Data records for software interfaces
[Start of Attachment]

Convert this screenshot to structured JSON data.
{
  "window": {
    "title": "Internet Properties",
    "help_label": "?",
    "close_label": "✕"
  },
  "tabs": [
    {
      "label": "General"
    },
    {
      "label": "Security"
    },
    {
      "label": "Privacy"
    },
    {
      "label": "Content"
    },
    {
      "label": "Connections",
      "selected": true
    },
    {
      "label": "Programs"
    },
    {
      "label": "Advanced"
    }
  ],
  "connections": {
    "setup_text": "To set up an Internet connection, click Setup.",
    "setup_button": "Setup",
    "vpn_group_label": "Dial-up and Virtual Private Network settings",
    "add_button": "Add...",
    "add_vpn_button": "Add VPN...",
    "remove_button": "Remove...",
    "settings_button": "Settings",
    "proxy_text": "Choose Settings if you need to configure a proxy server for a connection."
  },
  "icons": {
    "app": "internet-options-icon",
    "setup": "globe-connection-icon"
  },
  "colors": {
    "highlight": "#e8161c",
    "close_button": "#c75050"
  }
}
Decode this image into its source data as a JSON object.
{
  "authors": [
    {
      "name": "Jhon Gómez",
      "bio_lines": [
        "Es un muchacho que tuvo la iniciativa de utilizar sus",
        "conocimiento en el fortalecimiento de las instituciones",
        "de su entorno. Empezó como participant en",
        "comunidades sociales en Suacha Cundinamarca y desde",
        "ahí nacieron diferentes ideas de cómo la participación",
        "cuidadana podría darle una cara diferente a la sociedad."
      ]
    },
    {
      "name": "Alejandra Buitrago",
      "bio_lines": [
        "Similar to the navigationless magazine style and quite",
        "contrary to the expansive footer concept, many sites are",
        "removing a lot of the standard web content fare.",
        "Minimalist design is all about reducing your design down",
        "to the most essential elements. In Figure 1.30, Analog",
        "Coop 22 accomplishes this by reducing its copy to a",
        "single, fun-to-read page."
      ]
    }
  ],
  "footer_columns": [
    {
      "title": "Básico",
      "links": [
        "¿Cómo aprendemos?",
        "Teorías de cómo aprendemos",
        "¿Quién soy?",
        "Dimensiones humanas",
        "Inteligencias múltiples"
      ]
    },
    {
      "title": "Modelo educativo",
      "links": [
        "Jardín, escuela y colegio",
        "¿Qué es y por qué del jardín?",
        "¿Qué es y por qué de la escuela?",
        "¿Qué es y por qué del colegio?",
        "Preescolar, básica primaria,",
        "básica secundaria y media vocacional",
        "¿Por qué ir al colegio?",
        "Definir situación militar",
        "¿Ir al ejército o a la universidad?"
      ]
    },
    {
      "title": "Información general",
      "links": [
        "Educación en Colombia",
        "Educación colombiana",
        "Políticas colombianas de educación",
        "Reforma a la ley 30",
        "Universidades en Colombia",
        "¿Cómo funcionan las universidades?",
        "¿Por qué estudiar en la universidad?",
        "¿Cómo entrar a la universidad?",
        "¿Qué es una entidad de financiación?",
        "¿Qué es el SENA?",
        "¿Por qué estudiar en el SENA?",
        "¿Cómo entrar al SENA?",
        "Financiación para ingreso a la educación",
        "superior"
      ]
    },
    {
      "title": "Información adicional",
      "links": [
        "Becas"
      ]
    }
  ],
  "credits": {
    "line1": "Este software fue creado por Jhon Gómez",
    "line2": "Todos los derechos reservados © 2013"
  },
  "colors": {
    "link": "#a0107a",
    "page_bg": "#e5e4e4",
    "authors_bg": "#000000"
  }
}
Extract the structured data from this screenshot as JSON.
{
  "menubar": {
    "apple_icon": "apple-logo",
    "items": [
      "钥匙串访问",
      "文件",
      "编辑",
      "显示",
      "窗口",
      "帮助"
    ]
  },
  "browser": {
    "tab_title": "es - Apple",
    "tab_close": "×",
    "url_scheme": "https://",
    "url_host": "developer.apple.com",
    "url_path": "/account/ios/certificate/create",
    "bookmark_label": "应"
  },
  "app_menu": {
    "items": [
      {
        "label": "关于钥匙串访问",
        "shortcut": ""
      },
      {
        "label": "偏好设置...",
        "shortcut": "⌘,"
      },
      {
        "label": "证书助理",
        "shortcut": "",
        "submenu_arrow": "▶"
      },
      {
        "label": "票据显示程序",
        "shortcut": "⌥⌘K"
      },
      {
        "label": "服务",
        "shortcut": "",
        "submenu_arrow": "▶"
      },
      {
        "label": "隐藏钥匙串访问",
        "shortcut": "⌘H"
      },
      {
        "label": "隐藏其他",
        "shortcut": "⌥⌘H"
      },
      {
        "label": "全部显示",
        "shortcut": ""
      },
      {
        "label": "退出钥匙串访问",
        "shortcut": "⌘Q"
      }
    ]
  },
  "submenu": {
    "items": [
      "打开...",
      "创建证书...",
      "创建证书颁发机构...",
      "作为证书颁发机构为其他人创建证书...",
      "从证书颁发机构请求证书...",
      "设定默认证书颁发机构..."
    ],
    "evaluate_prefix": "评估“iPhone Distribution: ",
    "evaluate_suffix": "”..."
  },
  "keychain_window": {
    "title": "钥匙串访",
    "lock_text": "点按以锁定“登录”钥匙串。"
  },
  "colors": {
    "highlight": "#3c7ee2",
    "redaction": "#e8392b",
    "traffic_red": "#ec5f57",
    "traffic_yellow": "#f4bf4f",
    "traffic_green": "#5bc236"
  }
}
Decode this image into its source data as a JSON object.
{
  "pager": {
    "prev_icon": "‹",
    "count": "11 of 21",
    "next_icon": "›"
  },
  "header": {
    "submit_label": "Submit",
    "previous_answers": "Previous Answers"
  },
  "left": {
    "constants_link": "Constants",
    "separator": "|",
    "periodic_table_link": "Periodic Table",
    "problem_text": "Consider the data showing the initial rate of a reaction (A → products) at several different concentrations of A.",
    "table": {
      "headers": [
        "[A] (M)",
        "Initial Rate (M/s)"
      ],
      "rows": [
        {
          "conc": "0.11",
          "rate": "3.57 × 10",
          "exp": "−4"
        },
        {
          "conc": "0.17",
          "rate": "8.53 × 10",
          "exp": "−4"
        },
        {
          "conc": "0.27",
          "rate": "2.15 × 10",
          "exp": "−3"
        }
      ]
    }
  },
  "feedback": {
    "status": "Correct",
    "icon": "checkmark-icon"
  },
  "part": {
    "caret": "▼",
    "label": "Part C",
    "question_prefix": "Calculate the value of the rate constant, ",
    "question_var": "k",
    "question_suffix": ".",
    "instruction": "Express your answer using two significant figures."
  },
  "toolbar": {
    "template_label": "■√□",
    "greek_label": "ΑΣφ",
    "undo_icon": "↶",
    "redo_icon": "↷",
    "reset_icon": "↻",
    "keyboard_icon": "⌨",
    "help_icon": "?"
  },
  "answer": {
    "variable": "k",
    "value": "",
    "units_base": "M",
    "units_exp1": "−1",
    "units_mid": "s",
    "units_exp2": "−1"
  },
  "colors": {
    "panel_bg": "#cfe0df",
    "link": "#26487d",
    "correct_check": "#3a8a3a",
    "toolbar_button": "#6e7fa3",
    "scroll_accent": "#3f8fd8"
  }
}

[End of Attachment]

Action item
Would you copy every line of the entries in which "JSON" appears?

Task result
Convert this screenshot to structured JSON data.
Decode this image into its source data as a JSON object.
Extract the structured data from this screenshot as JSON.
Decode this image into its source data as a JSON object.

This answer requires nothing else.